----- RECORD EXCERPTS

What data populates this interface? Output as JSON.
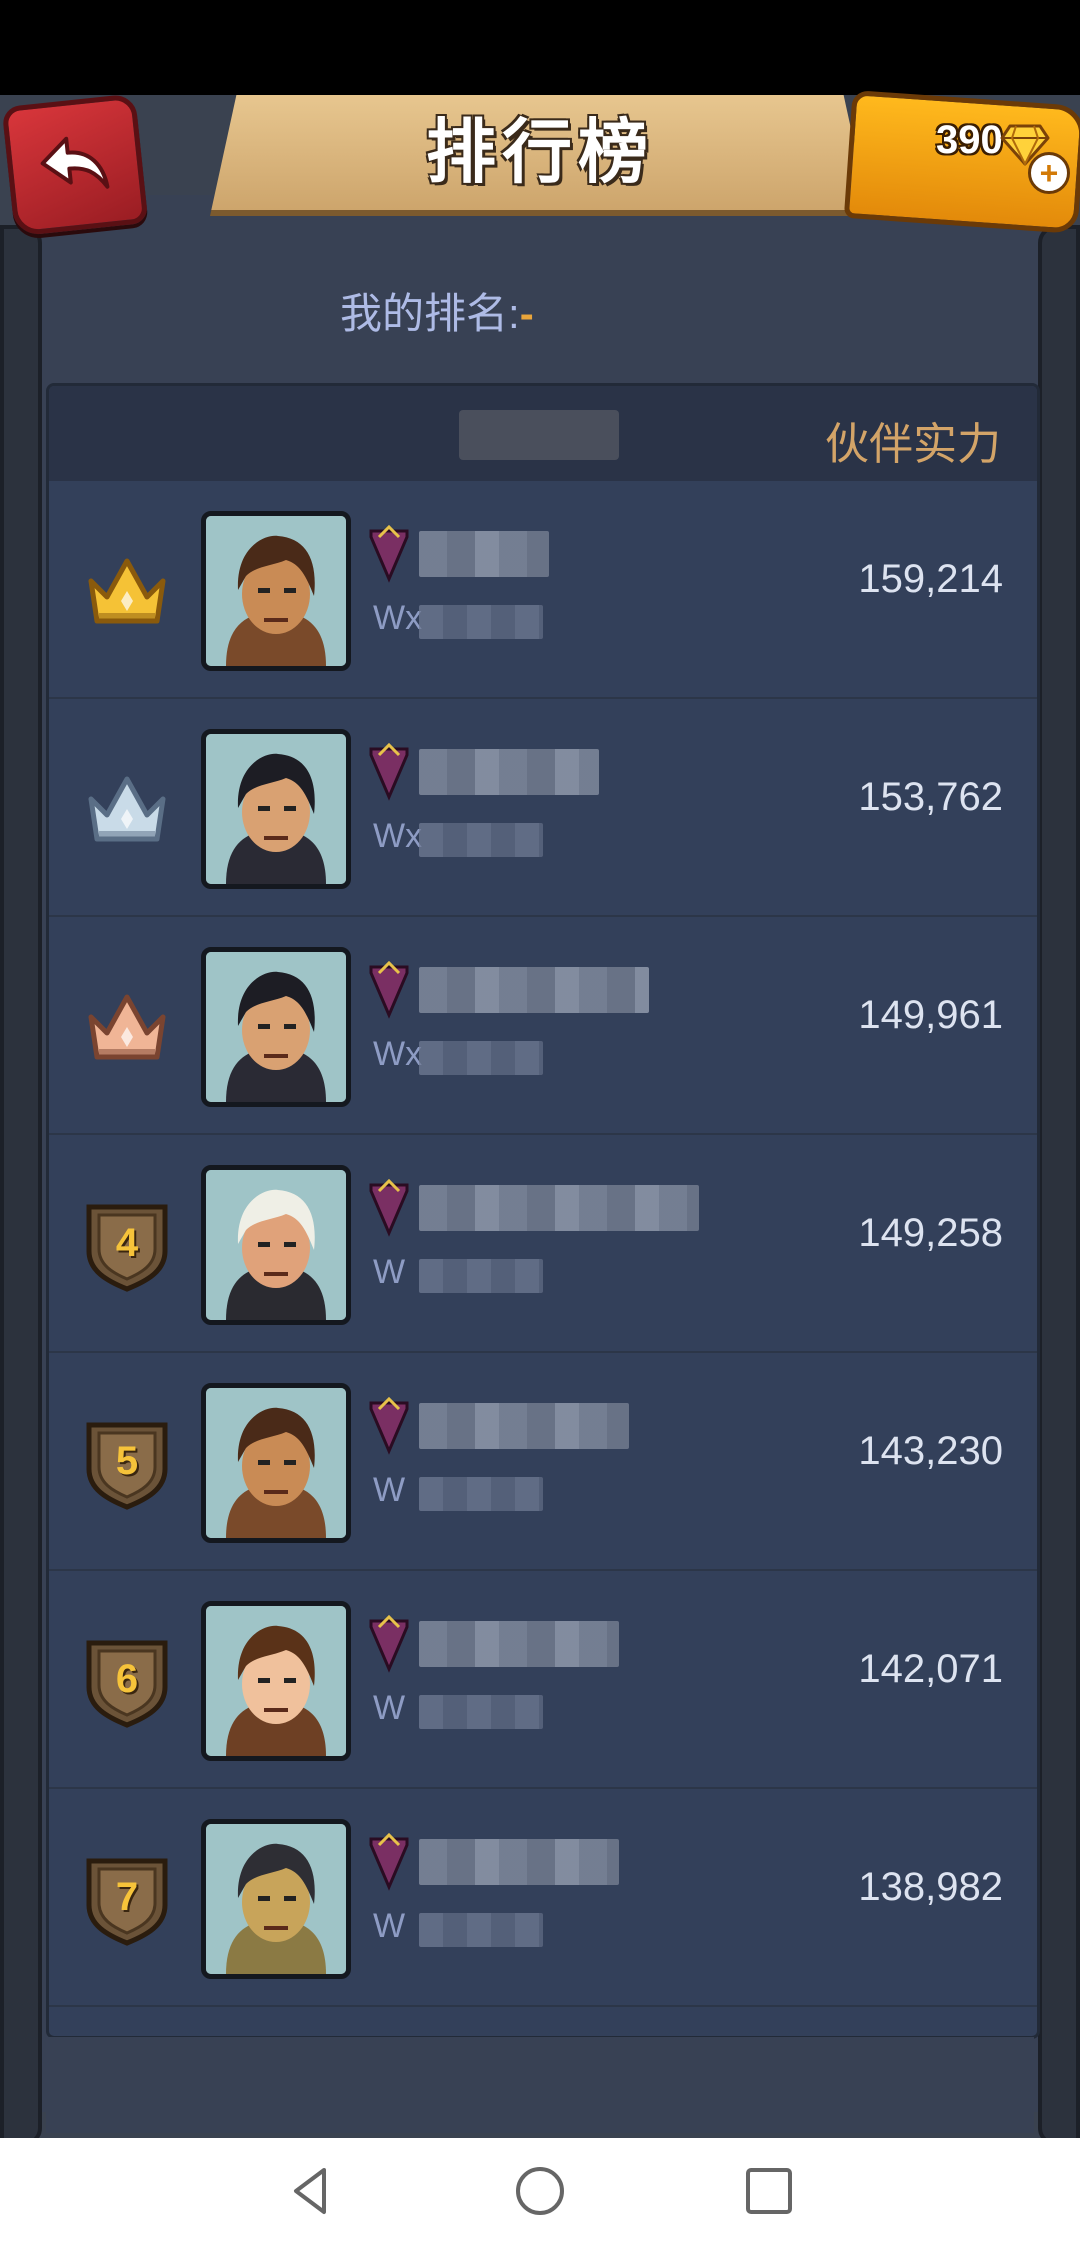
{
  "header": {
    "title": "排行榜",
    "gems": "390",
    "plus": "+"
  },
  "my_rank": {
    "prefix": "我的",
    "label": "排名:",
    "value": "-"
  },
  "table": {
    "column_power": "伙伴实力",
    "rows": [
      {
        "rank": "1",
        "badge": "gold-crown",
        "power": "159,214",
        "sub_prefix": "Wx",
        "hero": "bearded-warrior"
      },
      {
        "rank": "2",
        "badge": "silver-crown",
        "power": "153,762",
        "sub_prefix": "Wx",
        "hero": "dark-haired-hero"
      },
      {
        "rank": "3",
        "badge": "bronze-crown",
        "power": "149,961",
        "sub_prefix": "Wx",
        "hero": "dark-haired-hero"
      },
      {
        "rank": "4",
        "badge": "shield",
        "power": "149,258",
        "sub_prefix": "W",
        "hero": "white-haired-woman"
      },
      {
        "rank": "5",
        "badge": "shield",
        "power": "143,230",
        "sub_prefix": "W",
        "hero": "bearded-warrior"
      },
      {
        "rank": "6",
        "badge": "shield",
        "power": "142,071",
        "sub_prefix": "W",
        "hero": "brown-haired-woman"
      },
      {
        "rank": "7",
        "badge": "shield",
        "power": "138,982",
        "sub_prefix": "W",
        "hero": "armored-beast"
      }
    ]
  },
  "colors": {
    "background": "#384154",
    "panel": "#33405a",
    "header_text": "#d3a468",
    "rank_dash": "#e9a53b",
    "gold": "#f6c33a",
    "back_button": "#d8363b"
  },
  "nav": {
    "back": "nav-back-icon",
    "home": "nav-home-icon",
    "recent": "nav-recent-icon"
  }
}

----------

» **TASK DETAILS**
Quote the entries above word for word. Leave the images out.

» **RESPONSE AREA**
What data populates this interface? Output as JSON.
{
  "header": {
    "title": "排行榜",
    "gems": "390",
    "plus": "+"
  },
  "my_rank": {
    "prefix": "我的",
    "label": "排名:",
    "value": "-"
  },
  "table": {
    "column_power": "伙伴实力",
    "rows": [
      {
        "rank": "1",
        "badge": "gold-crown",
        "power": "159,214",
        "sub_prefix": "Wx",
        "hero": "bearded-warrior"
      },
      {
        "rank": "2",
        "badge": "silver-crown",
        "power": "153,762",
        "sub_prefix": "Wx",
        "hero": "dark-haired-hero"
      },
      {
        "rank": "3",
        "badge": "bronze-crown",
        "power": "149,961",
        "sub_prefix": "Wx",
        "hero": "dark-haired-hero"
      },
      {
        "rank": "4",
        "badge": "shield",
        "power": "149,258",
        "sub_prefix": "W",
        "hero": "white-haired-woman"
      },
      {
        "rank": "5",
        "badge": "shield",
        "power": "143,230",
        "sub_prefix": "W",
        "hero": "bearded-warrior"
      },
      {
        "rank": "6",
        "badge": "shield",
        "power": "142,071",
        "sub_prefix": "W",
        "hero": "brown-haired-woman"
      },
      {
        "rank": "7",
        "badge": "shield",
        "power": "138,982",
        "sub_prefix": "W",
        "hero": "armored-beast"
      }
    ]
  },
  "colors": {
    "background": "#384154",
    "panel": "#33405a",
    "header_text": "#d3a468",
    "rank_dash": "#e9a53b",
    "gold": "#f6c33a",
    "back_button": "#d8363b"
  },
  "nav": {
    "back": "nav-back-icon",
    "home": "nav-home-icon",
    "recent": "nav-recent-icon"
  }
}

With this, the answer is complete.